BEGIN Recorded data

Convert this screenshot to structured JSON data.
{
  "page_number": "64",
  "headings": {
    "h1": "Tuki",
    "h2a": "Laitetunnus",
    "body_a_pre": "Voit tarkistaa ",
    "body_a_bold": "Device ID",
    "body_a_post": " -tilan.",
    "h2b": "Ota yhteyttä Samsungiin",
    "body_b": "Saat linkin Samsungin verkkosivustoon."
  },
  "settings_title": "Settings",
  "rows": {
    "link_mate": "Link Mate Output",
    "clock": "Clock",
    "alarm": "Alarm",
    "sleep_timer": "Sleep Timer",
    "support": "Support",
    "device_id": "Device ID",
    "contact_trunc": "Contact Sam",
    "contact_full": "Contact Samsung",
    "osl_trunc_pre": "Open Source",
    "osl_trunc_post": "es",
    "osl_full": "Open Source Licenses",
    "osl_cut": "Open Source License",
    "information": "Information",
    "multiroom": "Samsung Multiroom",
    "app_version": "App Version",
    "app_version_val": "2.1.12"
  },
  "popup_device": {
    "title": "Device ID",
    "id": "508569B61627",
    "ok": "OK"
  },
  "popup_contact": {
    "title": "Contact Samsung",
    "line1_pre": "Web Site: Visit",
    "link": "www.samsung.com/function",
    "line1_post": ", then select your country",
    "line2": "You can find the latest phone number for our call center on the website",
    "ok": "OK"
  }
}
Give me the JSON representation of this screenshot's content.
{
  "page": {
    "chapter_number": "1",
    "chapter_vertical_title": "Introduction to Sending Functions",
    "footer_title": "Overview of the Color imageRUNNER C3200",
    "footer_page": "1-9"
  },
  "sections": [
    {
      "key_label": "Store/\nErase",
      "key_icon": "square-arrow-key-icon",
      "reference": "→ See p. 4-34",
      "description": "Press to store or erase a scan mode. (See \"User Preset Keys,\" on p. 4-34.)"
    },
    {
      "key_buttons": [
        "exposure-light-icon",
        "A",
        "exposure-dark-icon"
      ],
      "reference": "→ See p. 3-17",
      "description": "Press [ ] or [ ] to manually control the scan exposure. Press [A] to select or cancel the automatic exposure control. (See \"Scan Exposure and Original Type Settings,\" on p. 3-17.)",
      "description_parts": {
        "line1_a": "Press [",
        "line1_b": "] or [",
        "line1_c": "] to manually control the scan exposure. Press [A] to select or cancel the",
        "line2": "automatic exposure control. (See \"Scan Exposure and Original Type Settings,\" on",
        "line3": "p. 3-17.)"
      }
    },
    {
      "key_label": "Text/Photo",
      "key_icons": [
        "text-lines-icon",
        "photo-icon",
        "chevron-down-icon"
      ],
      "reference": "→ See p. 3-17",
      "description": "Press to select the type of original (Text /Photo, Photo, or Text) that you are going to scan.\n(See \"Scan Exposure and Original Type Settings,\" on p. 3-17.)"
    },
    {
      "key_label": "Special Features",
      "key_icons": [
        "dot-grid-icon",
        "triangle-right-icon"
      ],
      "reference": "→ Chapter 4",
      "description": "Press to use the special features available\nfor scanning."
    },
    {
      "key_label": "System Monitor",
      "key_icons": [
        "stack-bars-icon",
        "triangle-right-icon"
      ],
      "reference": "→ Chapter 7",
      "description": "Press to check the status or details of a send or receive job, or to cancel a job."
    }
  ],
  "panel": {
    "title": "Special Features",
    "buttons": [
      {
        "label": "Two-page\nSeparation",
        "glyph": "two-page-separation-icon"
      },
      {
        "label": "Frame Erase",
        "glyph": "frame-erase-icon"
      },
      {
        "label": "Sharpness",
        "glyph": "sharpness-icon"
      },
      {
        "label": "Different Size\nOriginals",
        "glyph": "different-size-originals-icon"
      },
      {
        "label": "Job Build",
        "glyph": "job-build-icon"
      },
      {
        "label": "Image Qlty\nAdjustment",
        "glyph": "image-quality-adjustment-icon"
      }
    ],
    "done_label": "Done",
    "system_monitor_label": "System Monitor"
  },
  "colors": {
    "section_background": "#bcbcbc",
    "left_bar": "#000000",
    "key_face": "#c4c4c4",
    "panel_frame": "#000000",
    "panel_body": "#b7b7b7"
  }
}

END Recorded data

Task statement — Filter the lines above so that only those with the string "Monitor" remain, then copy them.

Output for this task —
      "key_label": "System Monitor",
    "system_monitor_label": "System Monitor"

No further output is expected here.